After that, no one else had the guts to openly offer doubts. But this woman’s words had conjured up a cloud of suspicion, and so a kind of inquisition-ing began. Anyone seeming less than enthused was ferreted out and then sat in that straight back chair to receive the holy rite. I do believe a great evil was at work, but not along the lines that these “true” believers reckoned.
Now you might think a thirteen-year-old boy would be in fear when demons came knocking at his door. But none of it seemed real to me. At some point, I too became a victim of this witch-hunt for doubters. I don’t recall what got me stuck in that chair—maybe it was my lackluster laying on of hands or my not-robust-enough prayers to the Almighty. But I do remember all those hands raining down on me in such a savage fashion. Pushing, thumping, and jolting me, they worked to bring deliverance. Maybe they had love for me. But I felt none of it. All I felt was their fear as they went about their exorcism.
As the Monday morning sun rimmed the horizon, my dad led us outside. Stepping cautiously onto the cold, gray slab, we all made our way to the front-porch railing. My dad instructed us to look out onto the lawn. From this safe vantage point, he described the yard as littered with lifeless corpses of demons—carnage from our nighttime prayer-battle. One hapless woman stepped off the porch to have a closer look, thinking her spiritual vision would perhaps be improved by proximity. But my dad’s sharp caution brought her scampering right back: “Whoa! Be careful not to step on that one there, I think he’s still alive.” I, for one, couldn’t see a thing—nor feel a thing. Eventually we all went back inside.
As the day rolled on, the hopeful souls who had gathered the previous morning started to realize that Jesus wasn’t really coming back. By midmorning they were beginning silently to sneak away—no goodbyes or explanations, they just got up as if to go to the bathroom or to get a drink from the kitchen, and then slipped out the back door. By early afternoon everyone was gone except for the soon-to-be monk, Michael. I’m not sure why he stayed.
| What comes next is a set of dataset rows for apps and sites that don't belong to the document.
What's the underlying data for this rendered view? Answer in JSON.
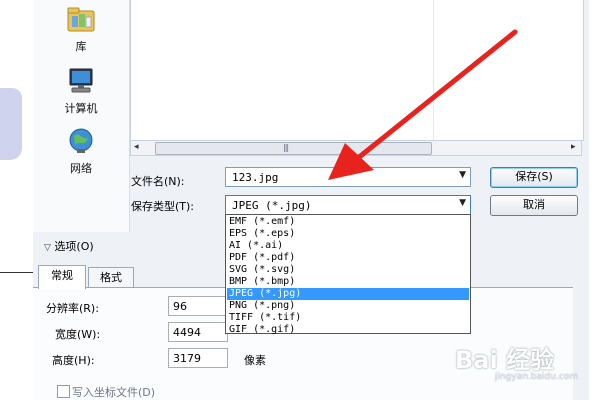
{
  "nav": {
    "items": [
      {
        "label": "库",
        "icon": "library-icon"
      },
      {
        "label": "计算机",
        "icon": "computer-icon"
      },
      {
        "label": "网络",
        "icon": "network-icon"
      }
    ]
  },
  "scrollbar": {
    "grip": "|||",
    "left_arrow": "◂",
    "right_arrow": "▸"
  },
  "filename": {
    "label": "文件名(N):",
    "value": "123.jpg"
  },
  "filetype": {
    "label": "保存类型(T):",
    "value": "JPEG (*.jpg)",
    "options": [
      "EMF (*.emf)",
      "EPS (*.eps)",
      "AI (*.ai)",
      "PDF (*.pdf)",
      "SVG (*.svg)",
      "BMP (*.bmp)",
      "JPEG (*.jpg)",
      "PNG (*.png)",
      "TIFF (*.tif)",
      "GIF (*.gif)"
    ],
    "selected_index": 6
  },
  "buttons": {
    "save": "保存(S)",
    "cancel": "取消"
  },
  "options": {
    "toggle": "选项(O)",
    "tabs": [
      "常规",
      "格式"
    ],
    "resolution": {
      "label": "分辨率(R):",
      "value": "96"
    },
    "width": {
      "label": "宽度(W):",
      "value": "4494"
    },
    "height": {
      "label": "高度(H):",
      "value": "3179",
      "unit": "像素"
    },
    "checkbox": {
      "label": "写入坐标文件(D)"
    }
  },
  "watermark": {
    "brand": "Bai 经验",
    "url": "jingyan.baidu.com"
  },
  "colors": {
    "accent": "#3399ff",
    "arrow": "#e8231e"
  }
}
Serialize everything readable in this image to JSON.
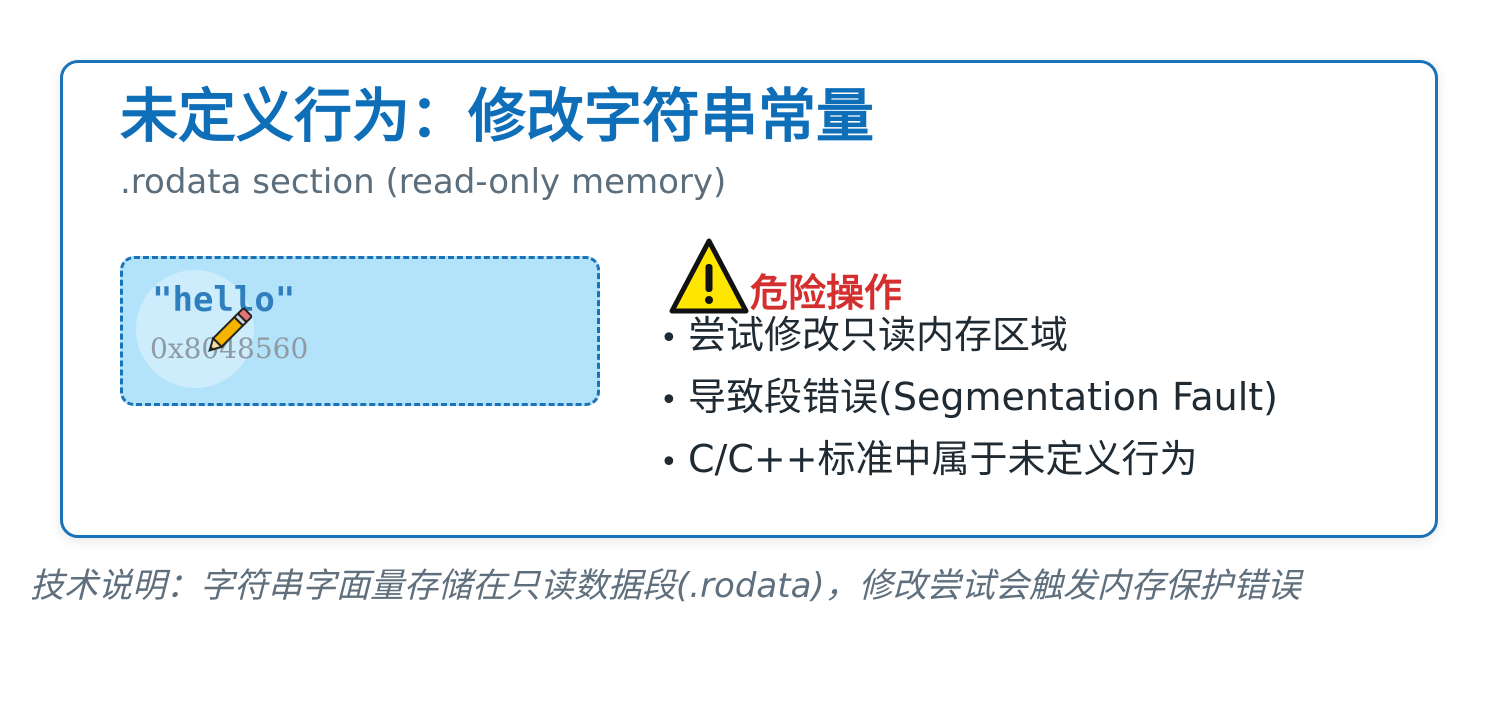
{
  "header": {
    "title": "未定义行为：修改字符串常量",
    "subtitle": ".rodata section (read-only memory)"
  },
  "memory_block": {
    "string_literal": "\"hello\"",
    "address": "0x8048560"
  },
  "warning": {
    "label": "危险操作",
    "icon": "warning-triangle-icon"
  },
  "points": [
    "尝试修改只读内存区域",
    "导致段错误(Segmentation Fault)",
    "C/C++标准中属于未定义行为"
  ],
  "footnote": "技术说明：字符串字面量存储在只读数据段(.rodata)，修改尝试会触发内存保护错误",
  "colors": {
    "accent": "#0f6eb8",
    "border": "#1a73b8",
    "memory_fill": "#b3e3fa",
    "danger": "#d32f2f",
    "warning_yellow": "#ffe600"
  }
}
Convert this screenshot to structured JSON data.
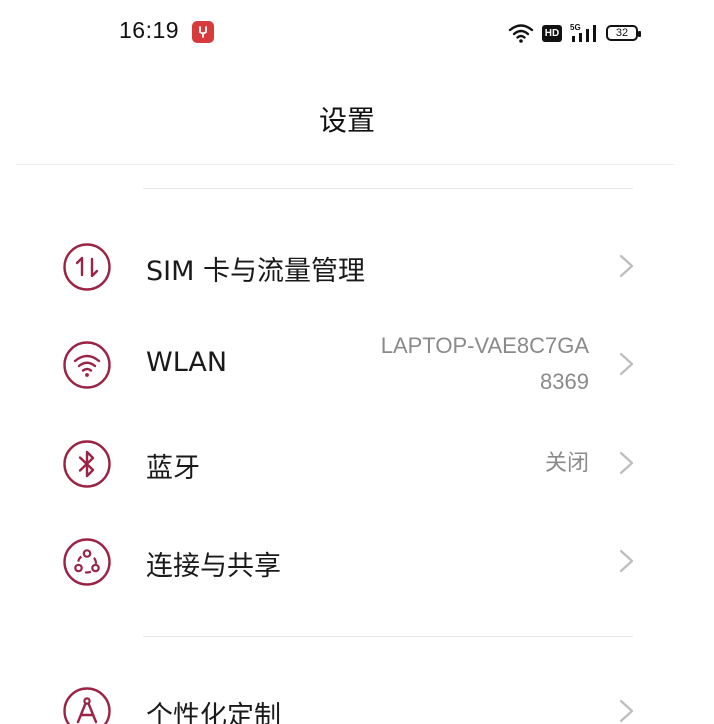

The thinning crowd made this farce less and less sustainable—the wheels were coming off the cart. My dad went into the bedroom then, for some reason—I’m not sure why. He came back moments later with a quizzical, ain’t-it-the-darndest look on his face. “I can feel wings growing in my back,” he said with glee, “I think I am becoming an angel.” I don’t know why this particular bit of craziness woke my mother from her own delusional slumber. But something snapped in her just then. She made it clear: she too was finally done. And out came wrath as my dad snarled and slapped her.
As I bore witness, I was flooded with feelings for the first time since he started us down this dark road. Utter dismay came first. I’d never seen my dad lay a hand on my mom. (Which is weird as I think about it now—weird that it shocked me. He seemed to have no qualms about slapping or punching me in all the years prior to this.) Next came fear. Reality felt unhinged. My mom started crying. I was swallowed up by dread: What in the world was going to happen?
Everything sped up. Dad stormed off. Mom stopped crying. Michael whisked Mom away. They plotted in the kitchen. They broke Michael’s vial. They coaxed Dad into the hallway. They hit him with a drop of the holy water. And then suddenly . . . Dad was back in his right mind. They acted like it was all over and done. They seemed relieved. I wasn’t.
After a time, we all went to bed, exhausted from being trapped in that bad dream for so long. We never spoke of it again. The next day, I was back in school. Life went on as if it didn’t really happen. But I knew it did. And so did my mom. For several years thereafter, she carried around her own little bit of personal protection—a smallish vial of holy water.
Cover image by Alex Simpson.